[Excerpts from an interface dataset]

──────────

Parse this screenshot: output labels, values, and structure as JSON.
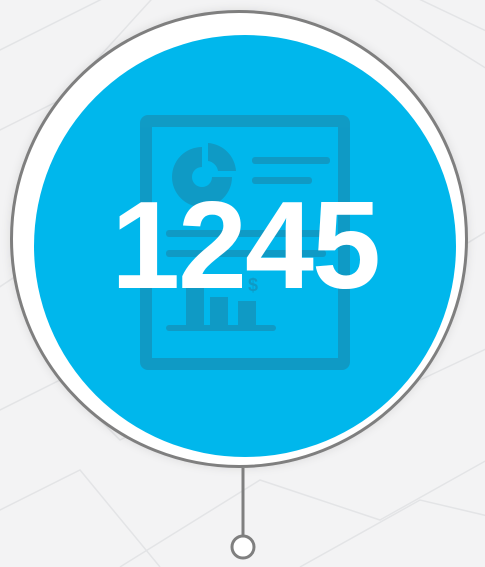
{
  "counter": {
    "value": "1245"
  },
  "icons": {
    "document": "financial-report-icon",
    "currency_symbol": "$"
  },
  "colors": {
    "background": "#f3f3f4",
    "ring": "#7f7f7f",
    "circle_fill": "#00b7ec",
    "icon_tint": "#1591b8",
    "text": "#ffffff"
  }
}
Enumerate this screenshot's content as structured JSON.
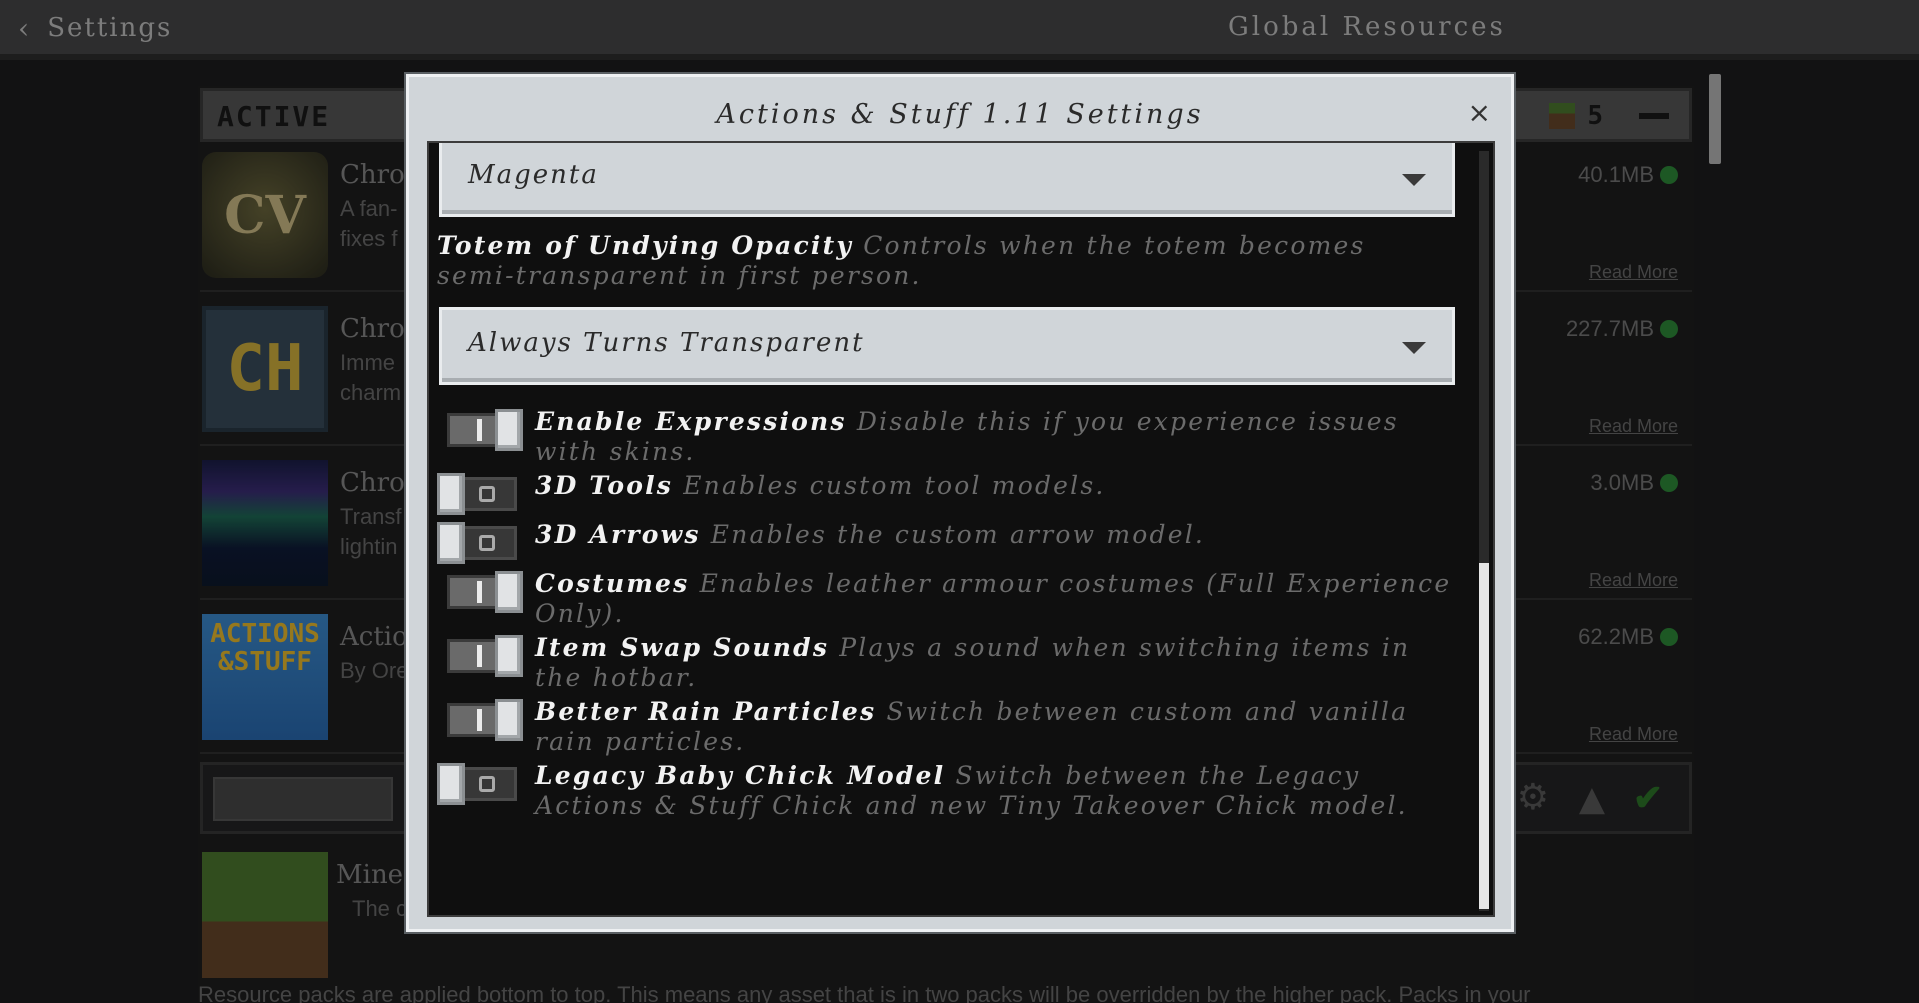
{
  "header": {
    "back_label": "Settings",
    "title": "Global Resources"
  },
  "active_section": {
    "label": "ACTIVE",
    "count": "5"
  },
  "packs": [
    {
      "name": "Chro",
      "desc": "A fan-\nfixes f",
      "size": "40.1MB",
      "read_more": "Read More",
      "icon_text": "CV"
    },
    {
      "name": "Chro",
      "desc": "Imme\ncharm",
      "size": "227.7MB",
      "read_more": "Read More",
      "icon_text": "CH"
    },
    {
      "name": "Chro",
      "desc": "Transf\nlightin",
      "size": "3.0MB",
      "read_more": "Read More",
      "icon_text": ""
    },
    {
      "name": "Actio",
      "desc": "By Ore",
      "size": "62.2MB",
      "read_more": "Read More",
      "icon_text": "ACTIONS\n&STUFF"
    }
  ],
  "mine_pack": {
    "name": "Mine",
    "desc": "The c"
  },
  "bottom_note": "Resource packs are applied bottom to top. This means any asset that is in two packs will be overridden by the higher pack. Packs in your",
  "modal": {
    "title": "Actions & Stuff 1.11 Settings",
    "close_symbol": "×",
    "dropdown_top": "Magenta",
    "totem_label": "Totem of Undying Opacity",
    "totem_desc": "Controls when the totem becomes semi-transparent in first person.",
    "dropdown_totem": "Always Turns Transparent",
    "settings": [
      {
        "label": "Enable Expressions",
        "desc": "Disable this if you experience issues with skins.",
        "state": "on"
      },
      {
        "label": "3D Tools",
        "desc": "Enables custom tool models.",
        "state": "off"
      },
      {
        "label": "3D Arrows",
        "desc": "Enables the custom arrow model.",
        "state": "off"
      },
      {
        "label": "Costumes",
        "desc": "Enables leather armour costumes (Full Experience Only).",
        "state": "on"
      },
      {
        "label": "Item Swap Sounds",
        "desc": "Plays a sound when switching items in the hotbar.",
        "state": "on"
      },
      {
        "label": "Better Rain Particles",
        "desc": "Switch between custom and vanilla rain particles.",
        "state": "on"
      },
      {
        "label": "Legacy Baby Chick Model",
        "desc": "Switch between the Legacy Actions & Stuff Chick and new Tiny Takeover Chick model.",
        "state": "off"
      }
    ]
  },
  "icons": {
    "back": "chevron-left-icon",
    "close": "close-icon",
    "dropdown": "triangle-down-icon",
    "gear": "gear-icon",
    "up": "arrow-up-icon",
    "check": "checkmark-icon"
  },
  "colors": {
    "modal_bg": "#d0d5d9",
    "content_bg": "#0f0f0f",
    "accent_green": "#2f8f3a"
  }
}
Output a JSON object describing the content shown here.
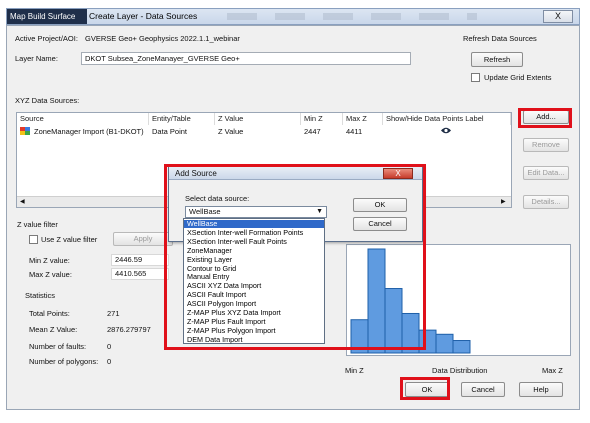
{
  "titlebar": {
    "app_label": "Map Build Surface",
    "title": "Create Layer - Data Sources",
    "close_label": "X"
  },
  "project": {
    "active_label": "Active Project/AOI:",
    "active_value": "GVERSE Geo+  Geophysics 2022.1.1_webinar",
    "layer_label": "Layer Name:",
    "layer_value": "DKOT Subsea_ZoneManayer_GVERSE Geo+"
  },
  "refresh": {
    "group_label": "Refresh Data Sources",
    "button_label": "Refresh",
    "update_grid_label": "Update Grid Extents"
  },
  "xyz": {
    "section_label": "XYZ Data Sources:",
    "columns": [
      "Source",
      "Entity/Table",
      "Z Value",
      "Min Z",
      "Max Z",
      "Show/Hide Data Points Label"
    ],
    "rows": [
      {
        "source": "ZoneManager Import (B1-DKOT)",
        "entity": "Data Point",
        "zvalue": "Z Value",
        "minz": "2447",
        "maxz": "4411"
      }
    ]
  },
  "side_buttons": {
    "add": "Add...",
    "remove": "Remove",
    "edit": "Edit Data...",
    "details": "Details..."
  },
  "zfilter": {
    "section_label": "Z value filter",
    "use_label": "Use Z value filter",
    "apply_label": "Apply",
    "min_label": "Min Z value:",
    "min_value": "2446.59",
    "max_label": "Max Z value:",
    "max_value": "4410.565"
  },
  "statistics": {
    "section_label": "Statistics",
    "total_points_label": "Total Points:",
    "total_points_value": "271",
    "mean_label": "Mean Z Value:",
    "mean_value": "2876.279797",
    "faults_label": "Number of faults:",
    "faults_value": "0",
    "polygons_label": "Number of polygons:",
    "polygons_value": "0"
  },
  "histogram": {
    "min_label": "Min Z",
    "center_label": "Data Distribution",
    "max_label": "Max Z",
    "bars": [
      0.32,
      1.0,
      0.62,
      0.38,
      0.22,
      0.18,
      0.12
    ]
  },
  "footer": {
    "ok_label": "OK",
    "cancel_label": "Cancel",
    "help_label": "Help"
  },
  "dialog": {
    "title": "Add Source",
    "close_label": "X",
    "select_label": "Select data source:",
    "selected_value": "WellBase",
    "ok_label": "OK",
    "cancel_label": "Cancel",
    "options": [
      "WellBase",
      "XSection Inter-well Formation Points",
      "XSection Inter-well Fault Points",
      "ZoneManager",
      "Existing Layer",
      "Contour to Grid",
      "Manual Entry",
      "ASCII XYZ Data Import",
      "ASCII Fault Import",
      "ASCII Polygon Import",
      "Z-MAP Plus XYZ Data Import",
      "Z-MAP Plus Fault Import",
      "Z-MAP Plus Polygon Import",
      "DEM Data Import"
    ]
  },
  "colors": {
    "highlight": "#e0101a",
    "selection": "#2f69c9",
    "histogram_bar": "#5f9be0"
  }
}
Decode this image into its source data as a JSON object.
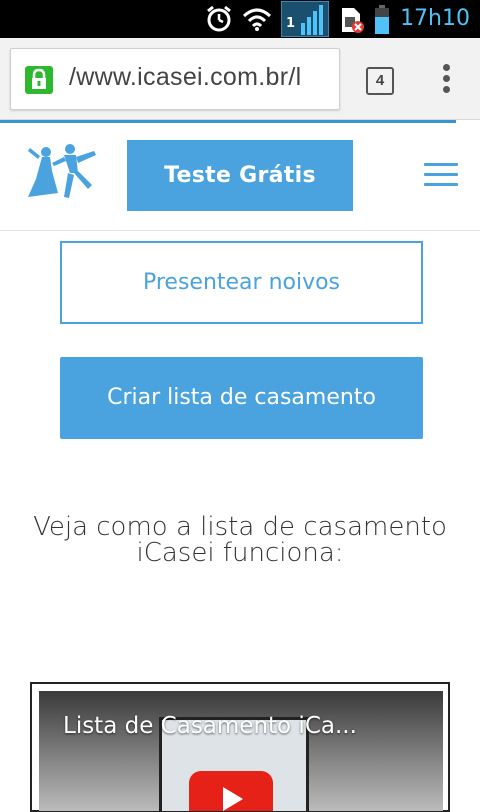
{
  "status_bar": {
    "time": "17h10",
    "signal_badge": "1",
    "icons": [
      "alarm-icon",
      "wifi-icon",
      "signal-icon",
      "sim-error-icon",
      "battery-icon"
    ]
  },
  "browser": {
    "url": "/www.icasei.com.br/l",
    "tab_count": "4"
  },
  "header": {
    "trial_button": "Teste Grátis"
  },
  "main": {
    "gift_button": "Presentear noivos",
    "create_list_button": "Criar lista de casamento",
    "headline_line1": "Veja como a lista de casamento",
    "headline_line2": "iCasei funciona:"
  },
  "video": {
    "title": "Lista de Casamento iCa..."
  },
  "colors": {
    "accent": "#4aa3df",
    "status_text": "#4fc3f7",
    "lock": "#2eb82e",
    "youtube_red": "#e62117"
  }
}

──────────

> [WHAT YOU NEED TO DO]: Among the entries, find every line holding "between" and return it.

> [EXERCISE RESULT]:
        "desc": "Switch between custom and vanilla rain particles.",
        "desc": "Switch between the Legacy Actions & Stuff Chick and new Tiny Takeover Chick model.",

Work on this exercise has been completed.